Julia Kane is a journalist who writes about climate change and environmental justice. She earned her master’s from the UC Berkeley Graduate School of Journalism, where she studied investigative reporting and narrative writing. Prior to becoming a journalist, she served as an officer in the Coast Guard, spending four years aboard ships based in Honolulu, Hawaii and Key West, Florida, and two years as aide-de-camp to a flag officer in Alameda, California.
Konstantin Toropin is a reporter for Military.com specializing in coverage of the Navy and Marine Corps. He is also a Navy veteran, having served five years in the surface fleet as a signals intelligence analyst. Toropin has previously covered breaking national news for CNN, reporting on everything from protests to hurricanes from the field and the newsroom. His portfolio also includes investigative work on 2020 campaign and election claims and the effects of the pandemic on food processing plants. Toropin holds a bachelor’s degree from The Pennsylvania State University in journalism and a master’s degree in mass communication from the University of Minnesota.
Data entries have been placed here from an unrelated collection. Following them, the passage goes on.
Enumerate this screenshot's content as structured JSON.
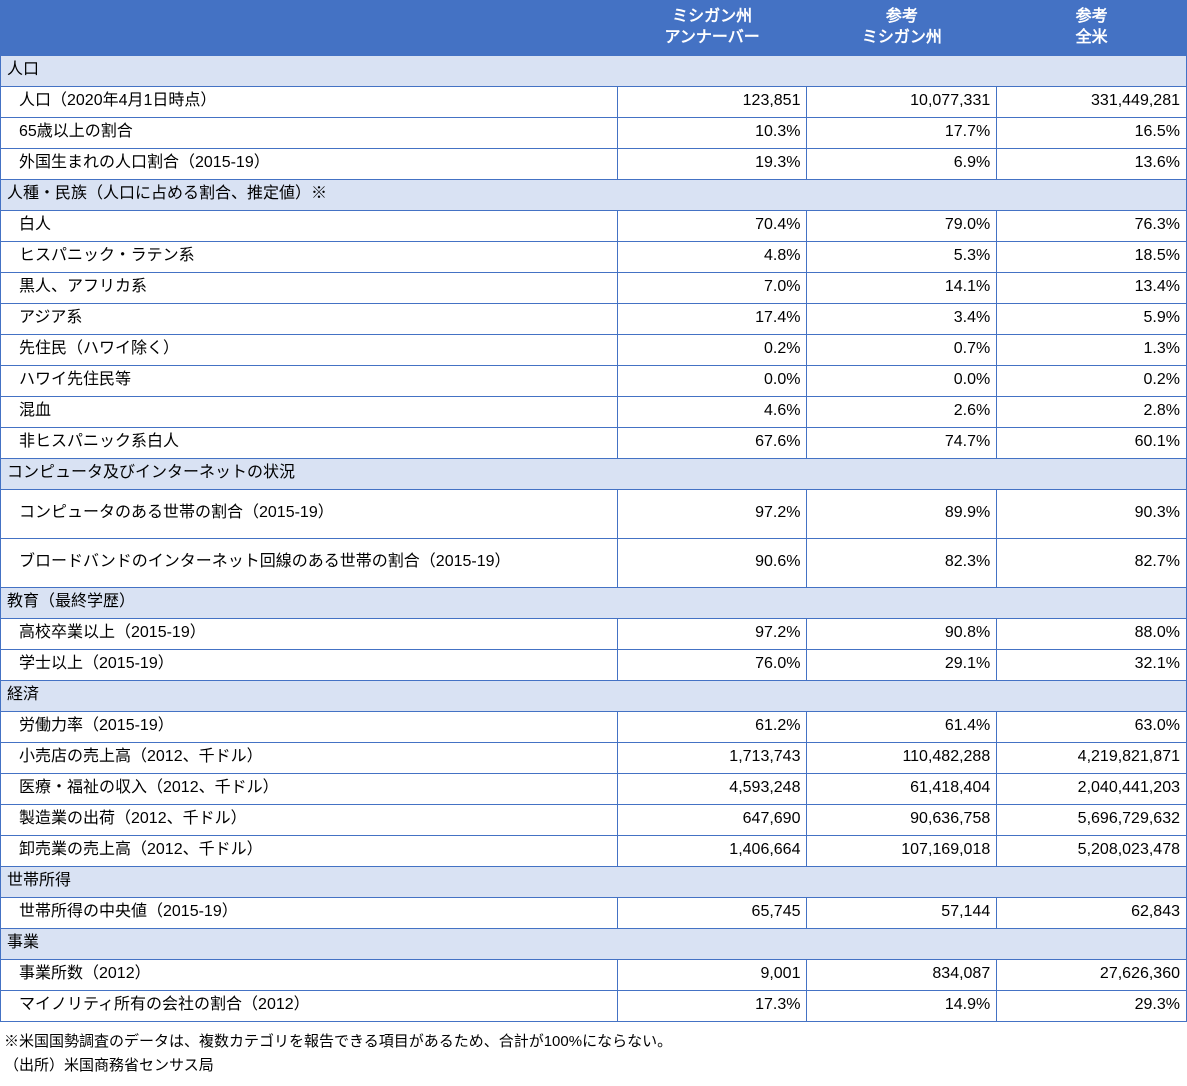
{
  "header": {
    "blank": "",
    "col1_line1": "ミシガン州",
    "col1_line2": "アンナーバー",
    "col2_line1": "参考",
    "col2_line2": "ミシガン州",
    "col3_line1": "参考",
    "col3_line2": "全米"
  },
  "sections": [
    {
      "title": "人口",
      "rows": [
        {
          "label": "人口（2020年4月1日時点）",
          "v1": "123,851",
          "v2": "10,077,331",
          "v3": "331,449,281"
        },
        {
          "label": "65歳以上の割合",
          "v1": "10.3%",
          "v2": "17.7%",
          "v3": "16.5%"
        },
        {
          "label": "外国生まれの人口割合（2015-19）",
          "v1": "19.3%",
          "v2": "6.9%",
          "v3": "13.6%"
        }
      ]
    },
    {
      "title": "人種・民族（人口に占める割合、推定値）※",
      "rows": [
        {
          "label": "白人",
          "v1": "70.4%",
          "v2": "79.0%",
          "v3": "76.3%"
        },
        {
          "label": "ヒスパニック・ラテン系",
          "v1": "4.8%",
          "v2": "5.3%",
          "v3": "18.5%"
        },
        {
          "label": "黒人、アフリカ系",
          "v1": "7.0%",
          "v2": "14.1%",
          "v3": "13.4%"
        },
        {
          "label": "アジア系",
          "v1": "17.4%",
          "v2": "3.4%",
          "v3": "5.9%"
        },
        {
          "label": "先住民（ハワイ除く）",
          "v1": "0.2%",
          "v2": "0.7%",
          "v3": "1.3%"
        },
        {
          "label": "ハワイ先住民等",
          "v1": "0.0%",
          "v2": "0.0%",
          "v3": "0.2%"
        },
        {
          "label": "混血",
          "v1": "4.6%",
          "v2": "2.6%",
          "v3": "2.8%"
        },
        {
          "label": "非ヒスパニック系白人",
          "v1": "67.6%",
          "v2": "74.7%",
          "v3": "60.1%"
        }
      ]
    },
    {
      "title": "コンピュータ及びインターネットの状況",
      "rows": [
        {
          "label": "コンピュータのある世帯の割合（2015-19）",
          "v1": "97.2%",
          "v2": "89.9%",
          "v3": "90.3%",
          "tall": true
        },
        {
          "label": "ブロードバンドのインターネット回線のある世帯の割合（2015-19）",
          "v1": "90.6%",
          "v2": "82.3%",
          "v3": "82.7%",
          "tall": true
        }
      ]
    },
    {
      "title": "教育（最終学歴）",
      "rows": [
        {
          "label": "高校卒業以上（2015-19）",
          "v1": "97.2%",
          "v2": "90.8%",
          "v3": "88.0%"
        },
        {
          "label": "学士以上（2015-19）",
          "v1": "76.0%",
          "v2": "29.1%",
          "v3": "32.1%"
        }
      ]
    },
    {
      "title": "経済",
      "rows": [
        {
          "label": "労働力率（2015-19）",
          "v1": "61.2%",
          "v2": "61.4%",
          "v3": "63.0%"
        },
        {
          "label": "小売店の売上高（2012、千ドル）",
          "v1": "1,713,743",
          "v2": "110,482,288",
          "v3": "4,219,821,871"
        },
        {
          "label": "医療・福祉の収入（2012、千ドル）",
          "v1": "4,593,248",
          "v2": "61,418,404",
          "v3": "2,040,441,203"
        },
        {
          "label": "製造業の出荷（2012、千ドル）",
          "v1": "647,690",
          "v2": "90,636,758",
          "v3": "5,696,729,632"
        },
        {
          "label": "卸売業の売上高（2012、千ドル）",
          "v1": "1,406,664",
          "v2": "107,169,018",
          "v3": "5,208,023,478"
        }
      ]
    },
    {
      "title": "世帯所得",
      "rows": [
        {
          "label": "世帯所得の中央値（2015-19）",
          "v1": "65,745",
          "v2": "57,144",
          "v3": "62,843"
        }
      ]
    },
    {
      "title": "事業",
      "rows": [
        {
          "label": "事業所数（2012）",
          "v1": "9,001",
          "v2": "834,087",
          "v3": "27,626,360"
        },
        {
          "label": "マイノリティ所有の会社の割合（2012）",
          "v1": "17.3%",
          "v2": "14.9%",
          "v3": "29.3%"
        }
      ]
    }
  ],
  "notes": {
    "line1": "※米国国勢調査のデータは、複数カテゴリを報告できる項目があるため、合計が100%にならない。",
    "line2": "（出所）米国商務省センサス局"
  }
}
Steve Beynon is an experienced reporter with Military.com known for his detailed investigations on critical issues impacting soldiers. As an Afghanistan war veteran with 15 years of service as a cavalry scout, he brings extensive firsthand experience to his reporting. Steve has also covered Capitol Hill, the Department of Veterans Affairs, and contributed to publications such as Politico, Military Times, Stars and Stripes, and the Cincinnati Enquirer. With a bachelor’s in journalism and environmental policy from the University of Cincinnati, Steve’s expertise and dedication make him a respected voice in the field.
Thomas Gibbons-Neff is a New York Times Ukraine correspondent focusing on enterprise, on-the-ground investigations and reporting from the war. Prior to his current position, he covered the Pentagon and other assignments, such as the 2017 Niger ambush, the Iraq and Afghanistan wars, and the Syrian civil war, for the Washington Post. Gibbons-Neff is a Marine Infantry veteran and was deployed twice to Afghanistan – first in 2008 during George W. Bush’s presidency, then again in 2009 as part of Barack Obama’s troop surge.
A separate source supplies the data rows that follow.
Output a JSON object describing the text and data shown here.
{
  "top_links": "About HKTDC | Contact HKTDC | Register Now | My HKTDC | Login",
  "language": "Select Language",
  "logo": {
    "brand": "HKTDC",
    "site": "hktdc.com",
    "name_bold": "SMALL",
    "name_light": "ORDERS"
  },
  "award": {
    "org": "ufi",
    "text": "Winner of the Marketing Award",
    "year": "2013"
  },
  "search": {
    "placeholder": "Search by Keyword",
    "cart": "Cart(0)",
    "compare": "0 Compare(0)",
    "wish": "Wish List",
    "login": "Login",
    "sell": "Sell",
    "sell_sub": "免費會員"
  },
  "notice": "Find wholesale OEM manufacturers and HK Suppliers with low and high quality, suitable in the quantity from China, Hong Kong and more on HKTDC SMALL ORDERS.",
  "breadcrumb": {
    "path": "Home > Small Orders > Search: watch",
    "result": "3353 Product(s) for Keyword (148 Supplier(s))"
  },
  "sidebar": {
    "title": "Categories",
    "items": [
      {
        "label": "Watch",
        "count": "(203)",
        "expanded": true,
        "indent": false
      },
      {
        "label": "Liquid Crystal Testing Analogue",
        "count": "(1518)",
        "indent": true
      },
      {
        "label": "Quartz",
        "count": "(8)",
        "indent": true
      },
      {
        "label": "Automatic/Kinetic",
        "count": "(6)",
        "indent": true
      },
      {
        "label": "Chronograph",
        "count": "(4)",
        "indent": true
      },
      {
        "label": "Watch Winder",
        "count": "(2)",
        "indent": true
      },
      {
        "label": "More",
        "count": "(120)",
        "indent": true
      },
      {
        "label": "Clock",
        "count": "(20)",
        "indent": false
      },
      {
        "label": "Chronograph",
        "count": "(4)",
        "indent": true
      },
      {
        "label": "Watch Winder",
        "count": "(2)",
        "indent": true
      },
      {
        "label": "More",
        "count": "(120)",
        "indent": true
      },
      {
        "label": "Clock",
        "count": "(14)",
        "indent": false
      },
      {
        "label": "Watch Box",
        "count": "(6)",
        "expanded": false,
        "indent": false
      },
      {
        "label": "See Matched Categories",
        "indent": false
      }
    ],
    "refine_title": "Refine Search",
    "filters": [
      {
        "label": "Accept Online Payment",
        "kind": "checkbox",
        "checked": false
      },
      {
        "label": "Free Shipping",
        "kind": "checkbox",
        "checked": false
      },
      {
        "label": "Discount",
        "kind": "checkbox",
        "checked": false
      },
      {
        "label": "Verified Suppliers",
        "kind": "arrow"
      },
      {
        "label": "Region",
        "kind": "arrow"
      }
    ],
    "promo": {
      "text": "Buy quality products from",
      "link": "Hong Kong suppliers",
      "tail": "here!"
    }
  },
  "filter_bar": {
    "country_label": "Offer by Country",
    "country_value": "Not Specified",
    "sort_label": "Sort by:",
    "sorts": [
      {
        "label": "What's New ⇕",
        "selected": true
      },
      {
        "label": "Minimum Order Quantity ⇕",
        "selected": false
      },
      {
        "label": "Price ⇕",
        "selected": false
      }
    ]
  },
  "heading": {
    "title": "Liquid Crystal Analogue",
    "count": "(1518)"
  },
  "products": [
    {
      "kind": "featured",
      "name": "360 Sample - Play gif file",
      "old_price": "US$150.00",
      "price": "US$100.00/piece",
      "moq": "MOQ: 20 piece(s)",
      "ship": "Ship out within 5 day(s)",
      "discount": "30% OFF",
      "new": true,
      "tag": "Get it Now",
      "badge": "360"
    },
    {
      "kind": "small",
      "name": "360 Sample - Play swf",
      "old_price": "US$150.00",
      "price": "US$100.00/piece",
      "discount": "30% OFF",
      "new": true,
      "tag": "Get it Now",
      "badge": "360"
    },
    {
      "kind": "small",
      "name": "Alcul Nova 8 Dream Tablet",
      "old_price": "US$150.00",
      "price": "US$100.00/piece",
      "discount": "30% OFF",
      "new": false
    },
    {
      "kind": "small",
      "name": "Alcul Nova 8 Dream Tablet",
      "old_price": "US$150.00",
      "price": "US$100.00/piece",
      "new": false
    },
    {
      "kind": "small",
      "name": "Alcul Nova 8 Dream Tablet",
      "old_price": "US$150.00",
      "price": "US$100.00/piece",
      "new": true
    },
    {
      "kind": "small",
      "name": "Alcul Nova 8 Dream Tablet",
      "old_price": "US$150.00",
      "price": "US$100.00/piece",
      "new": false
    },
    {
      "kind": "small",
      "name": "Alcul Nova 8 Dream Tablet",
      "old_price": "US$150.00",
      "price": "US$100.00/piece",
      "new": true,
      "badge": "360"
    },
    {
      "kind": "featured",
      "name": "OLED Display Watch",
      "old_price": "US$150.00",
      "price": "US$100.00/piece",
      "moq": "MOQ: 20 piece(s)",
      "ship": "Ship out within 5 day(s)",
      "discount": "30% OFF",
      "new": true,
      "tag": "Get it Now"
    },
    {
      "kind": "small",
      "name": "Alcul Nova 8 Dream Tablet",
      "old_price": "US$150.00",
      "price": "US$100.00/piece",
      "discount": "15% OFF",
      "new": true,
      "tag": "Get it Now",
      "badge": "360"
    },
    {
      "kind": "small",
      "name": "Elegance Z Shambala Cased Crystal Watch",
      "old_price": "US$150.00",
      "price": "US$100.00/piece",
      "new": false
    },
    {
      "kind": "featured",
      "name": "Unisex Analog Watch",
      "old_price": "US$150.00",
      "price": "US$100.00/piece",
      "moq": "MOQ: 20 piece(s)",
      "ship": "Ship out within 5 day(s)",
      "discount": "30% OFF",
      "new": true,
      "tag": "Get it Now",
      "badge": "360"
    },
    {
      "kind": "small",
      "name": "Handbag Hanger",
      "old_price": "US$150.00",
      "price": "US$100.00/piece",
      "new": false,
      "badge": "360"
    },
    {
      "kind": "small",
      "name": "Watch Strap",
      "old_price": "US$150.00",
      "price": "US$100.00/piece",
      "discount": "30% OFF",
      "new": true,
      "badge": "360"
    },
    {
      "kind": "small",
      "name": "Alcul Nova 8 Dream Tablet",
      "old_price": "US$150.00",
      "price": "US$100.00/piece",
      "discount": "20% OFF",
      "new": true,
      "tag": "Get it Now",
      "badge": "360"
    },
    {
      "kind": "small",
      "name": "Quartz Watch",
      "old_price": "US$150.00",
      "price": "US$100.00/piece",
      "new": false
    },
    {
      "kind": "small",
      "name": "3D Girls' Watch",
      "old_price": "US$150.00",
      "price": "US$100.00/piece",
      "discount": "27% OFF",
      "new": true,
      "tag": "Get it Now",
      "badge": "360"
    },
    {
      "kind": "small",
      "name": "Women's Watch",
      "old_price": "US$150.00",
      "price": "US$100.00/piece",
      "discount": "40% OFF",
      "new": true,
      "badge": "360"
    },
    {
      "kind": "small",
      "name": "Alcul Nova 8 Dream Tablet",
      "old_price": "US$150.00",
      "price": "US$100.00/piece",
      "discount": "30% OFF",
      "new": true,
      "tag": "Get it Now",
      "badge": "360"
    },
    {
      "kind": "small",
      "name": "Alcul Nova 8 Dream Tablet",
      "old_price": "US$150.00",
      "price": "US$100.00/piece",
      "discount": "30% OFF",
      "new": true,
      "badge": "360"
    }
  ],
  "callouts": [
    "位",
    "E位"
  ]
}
These journalists have not only elevated the standards of the field but have also fostered public understanding and awareness of critical issues. Their collective efforts will inspire future generations of journalists, both military veterans and civilians.
“We extend our heartfelt congratulations to all the winners of this year’s Top Ten Veterans in Journalism contest,” said MVJ Executive Director Zack Baddorf. “Their remarkable achievements and dedication to journalism are a testament to their unwavering commitment to informing the American public through quality journalism. We are honored to have them as part of the MVJ community.”